The origin of Santiago can be traced out to the first native settlement near the bank (now the area between Brgy. Ambalatungan and Brgy. Buenavista) of the Carig River (now Diadi River) from which its name was derived. The first inhabitants were the Ibanags and Gaddangs.

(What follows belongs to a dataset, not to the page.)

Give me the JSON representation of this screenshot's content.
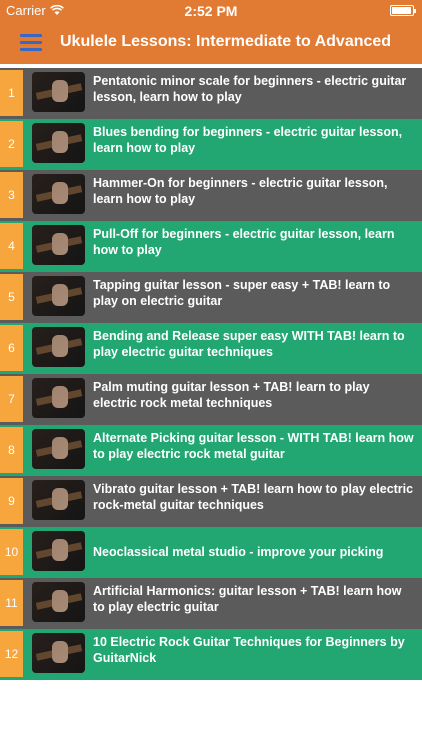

Before the Spanish evangelizers gained foothold on the frontiers of this place, it was alredy known as "Carig". Carig means "tall and straight trees". These were abundant in the area in those early days. During the Spanish Era, it was founded as a political pueblo on May 4, 1743 with Santiago Apostol as Patron Saint. Then in 1746, it was transferred to the site of Patul. It was called Carig, Santiago de Carig, Pueblo de Carig of Santiago Apostol de Carig. On October 12, 1903, during the American Occupation, Carig and Cordon were combined with the Municipality of Echague. It was part of the strategic move by the Americans to reduce the number of municipalities. From 1903 to 1909, Carig had been annexed to Echague. Until on January 01, 1910, during the municipal reorganization, the Americans issued Executive Order No. 02 making Carig a municipality but was baptized with a new name SANTIAGO. Note that the Apostol de Carig was deleted from its original name Santiago Apostol de Carig. It was Kapitan Vicente Carreon, who was then the Municipal President of the town that time, who changed the name Carig into Santiago, in honor to St. James the Apostle, the Patron Saint of the town
Santiago remained as a municipality for 84 years. Until on May 5, 1994, by virtue of RA 7720, the Municiplity was converted into an independent component Santiago CIty.

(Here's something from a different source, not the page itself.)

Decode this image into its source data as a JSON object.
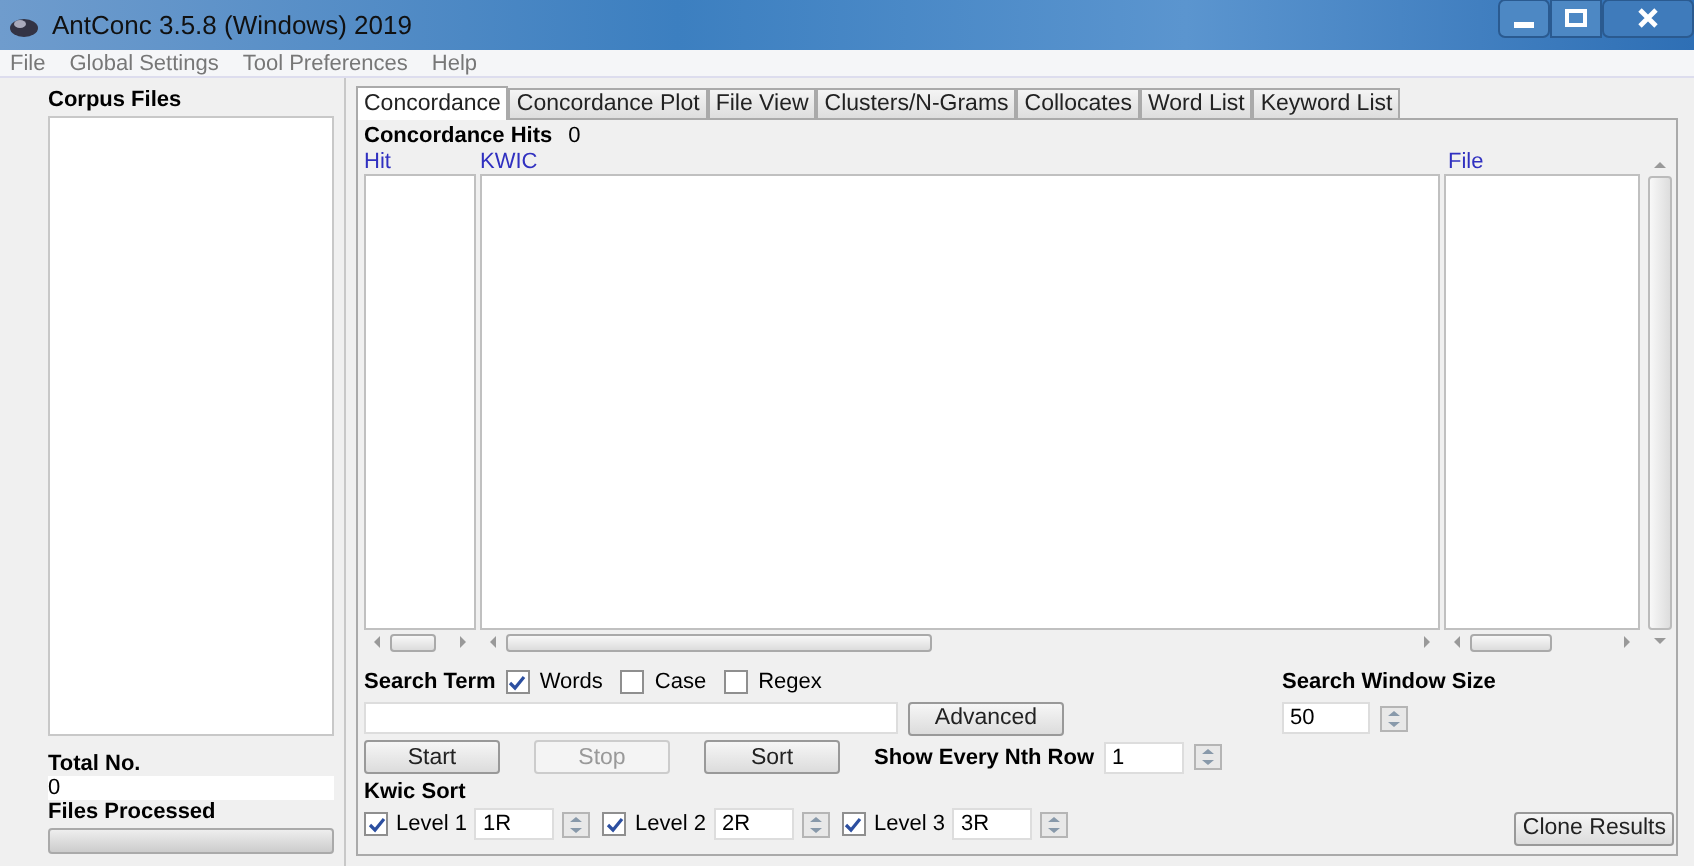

The Road to Cityhood
Cityhood for the town of Santiago is an enduring popular
progress, which Mayor Jose "Pempe" C. Miranda turned

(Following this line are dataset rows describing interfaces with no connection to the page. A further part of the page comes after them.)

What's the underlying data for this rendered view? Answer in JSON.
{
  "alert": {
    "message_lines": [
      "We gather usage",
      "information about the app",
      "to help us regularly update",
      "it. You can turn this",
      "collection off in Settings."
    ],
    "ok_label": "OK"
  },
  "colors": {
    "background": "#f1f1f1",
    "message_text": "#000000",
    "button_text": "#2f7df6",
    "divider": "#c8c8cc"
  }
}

out of the earlier dream of his predecessors.
The march to cityhood has been long and tedious, yet dramatically
shows that when people unite and work together for a common
desire, they can achieve monumental results. During his second
term in office, Mayor "Pempe" Miranda took with
characteristic boldness the preparatory steps towards the
realization of cityhood for the town of his birth.
In 1992, he issued Executive Order No. 92-05, which created and
tasked an ad hoc committee to conduct a thorough study and submit
recommendations on the conversion of Santiago into a city. The
committee was headed by MLGOO Carlos L. Hernal. It was at once
found out that the town's population was not yet large enough to
qualify for cityhood. However, the acute legalistic mind of
Fiscal Valentin Pelayo saw the possibility of cityhood as
contained in the Local Government Code which provides that a
municipality may be converted into a city as long as one of the
two requirements - number of population and volume of revenue -
Being now sure that Santiago had the qualification for cityhood,
Mayor Miranda right away geared for an intelligent attempt at
earning urban distinction for Santiago. On February 15, 1993, he
signed Executive Order No. 93-03, which created a joint
Executive-Legislative Committee on Cityhood. The fired up Mayor
himself headed the committee whose members included all members
of the Sangguniang Bayan, all the heads of municipal government
offices, and Fiscal Pelayo.
On February 19, 1993, Santiago municipal government officials
visited and toured the cities of San Jose and Cabanatuan in Nueva
Ecija, San Carlos in Pangasinan, and Angeles in Pampanga.
Immediately afterwards, consultations and dialogues regarding
cityhood were conducted to get the people's pulse.
On March 04, 1993, a significant step towards cityhood had been
taken when the Sangguniang Bayan approved Executive Resolution
No. 93-29, which was subsequently endorsed by the Sangguniang
Panlalawigan of Isabela under the leadership of Gov. Benjamin Dy
and Vice Gov. Manuel Binag. In this resolution, authored by all
of the members of the Sangguniang Bayan, Rep. Antonio Abaya was
asked to sponsor a bill providing for the conversion of the
Municipality of Santiago into a city. The Honorable Congressman
obliged and House Bill No. 8817 was filed at the Lower House
under his sponsorship and those of Reps. Albano, Respicio, and
Dy, Jr. On November 25, 1993, the bill was discussed extensively
in a public hearing conducted by the House of Representatives
Committee on Local Government, chaired by Rep. Ciriaco Alfelor of
On December 17, 1993, the bill converting Santiago into an
independent component city was approved by the Lower House.
On February 23, 1994, Senate Bill No. 1243, which had been
sponsored jointly by Sens. Roco and Romulo, the Senate majority
Floor Leader, was presented for public hearing. It was approved
on March 14, 1994 after another public hearing conducted by the
Senate Committee on Local Government, chaired by Sen. Sotto III.
On May 05, 1994, a historic event took place in Malacaņang Palace, Manila, upon the signing of Republic Act No. 7720 by His Excellency, President Fidel V. Ramos, creating the town of Santiago as an independent component city - the first in Region 2.
On July 06, 1994, a plebiscite ratified R.A. 7720 with positive response to cityhood.